What you have to do: Return copies of the lines below that mention "this".

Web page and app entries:
____________

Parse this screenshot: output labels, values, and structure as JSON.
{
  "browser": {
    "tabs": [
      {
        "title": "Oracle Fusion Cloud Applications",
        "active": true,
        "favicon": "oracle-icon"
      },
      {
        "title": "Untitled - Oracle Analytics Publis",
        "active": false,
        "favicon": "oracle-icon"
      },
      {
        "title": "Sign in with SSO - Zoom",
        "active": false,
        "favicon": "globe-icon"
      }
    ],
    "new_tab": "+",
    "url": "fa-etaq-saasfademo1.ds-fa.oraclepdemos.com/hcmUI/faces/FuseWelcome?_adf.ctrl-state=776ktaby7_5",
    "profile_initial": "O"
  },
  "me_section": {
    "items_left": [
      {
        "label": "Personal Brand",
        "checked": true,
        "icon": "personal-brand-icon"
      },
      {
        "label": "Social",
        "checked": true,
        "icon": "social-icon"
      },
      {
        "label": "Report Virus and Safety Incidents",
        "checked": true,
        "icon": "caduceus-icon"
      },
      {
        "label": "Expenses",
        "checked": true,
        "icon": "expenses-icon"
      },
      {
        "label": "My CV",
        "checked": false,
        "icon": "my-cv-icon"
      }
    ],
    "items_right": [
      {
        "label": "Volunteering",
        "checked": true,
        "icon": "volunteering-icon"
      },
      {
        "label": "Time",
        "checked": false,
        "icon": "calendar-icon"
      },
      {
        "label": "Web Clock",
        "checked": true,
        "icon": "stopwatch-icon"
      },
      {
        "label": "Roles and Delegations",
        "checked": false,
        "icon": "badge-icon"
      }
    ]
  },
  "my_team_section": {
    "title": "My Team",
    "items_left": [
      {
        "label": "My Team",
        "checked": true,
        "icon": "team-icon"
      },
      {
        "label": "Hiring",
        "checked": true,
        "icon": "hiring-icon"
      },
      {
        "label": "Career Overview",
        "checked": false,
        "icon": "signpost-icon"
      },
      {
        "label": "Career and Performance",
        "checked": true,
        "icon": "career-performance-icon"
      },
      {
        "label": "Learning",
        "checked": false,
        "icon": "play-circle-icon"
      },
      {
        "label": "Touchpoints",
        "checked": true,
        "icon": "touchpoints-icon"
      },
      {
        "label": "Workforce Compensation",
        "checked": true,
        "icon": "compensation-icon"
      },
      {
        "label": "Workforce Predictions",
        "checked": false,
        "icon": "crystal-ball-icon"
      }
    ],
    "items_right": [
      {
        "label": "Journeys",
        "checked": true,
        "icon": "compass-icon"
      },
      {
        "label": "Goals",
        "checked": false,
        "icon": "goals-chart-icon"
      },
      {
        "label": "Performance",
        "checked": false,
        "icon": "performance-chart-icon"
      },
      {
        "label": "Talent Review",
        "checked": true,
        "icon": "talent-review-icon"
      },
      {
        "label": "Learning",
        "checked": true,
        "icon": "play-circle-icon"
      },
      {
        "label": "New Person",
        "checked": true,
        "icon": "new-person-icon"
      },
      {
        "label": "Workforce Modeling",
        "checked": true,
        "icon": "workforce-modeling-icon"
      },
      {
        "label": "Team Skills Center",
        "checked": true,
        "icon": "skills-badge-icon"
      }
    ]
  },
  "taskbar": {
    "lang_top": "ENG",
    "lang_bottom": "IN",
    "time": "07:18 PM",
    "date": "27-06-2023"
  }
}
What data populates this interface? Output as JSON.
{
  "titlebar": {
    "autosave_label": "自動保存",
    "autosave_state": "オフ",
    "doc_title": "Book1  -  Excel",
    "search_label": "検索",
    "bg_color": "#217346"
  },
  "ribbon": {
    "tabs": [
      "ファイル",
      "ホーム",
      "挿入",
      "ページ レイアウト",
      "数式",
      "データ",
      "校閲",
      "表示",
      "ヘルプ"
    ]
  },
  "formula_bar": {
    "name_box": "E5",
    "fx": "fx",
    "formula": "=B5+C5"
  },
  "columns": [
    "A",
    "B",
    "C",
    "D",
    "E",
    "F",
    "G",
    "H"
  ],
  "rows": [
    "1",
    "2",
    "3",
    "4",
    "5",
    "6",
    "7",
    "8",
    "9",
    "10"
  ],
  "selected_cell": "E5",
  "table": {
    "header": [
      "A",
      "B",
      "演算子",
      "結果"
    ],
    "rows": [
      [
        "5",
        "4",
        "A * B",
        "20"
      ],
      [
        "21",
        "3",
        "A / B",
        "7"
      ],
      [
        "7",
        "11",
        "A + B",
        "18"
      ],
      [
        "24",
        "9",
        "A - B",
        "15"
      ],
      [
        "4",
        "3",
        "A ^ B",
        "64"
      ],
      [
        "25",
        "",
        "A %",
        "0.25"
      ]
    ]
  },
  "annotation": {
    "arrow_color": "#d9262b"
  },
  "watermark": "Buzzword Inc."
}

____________

Written answer:
Parse this screenshot: output labels, values, and structure as JSON.
What data populates this interface? Output as JSON.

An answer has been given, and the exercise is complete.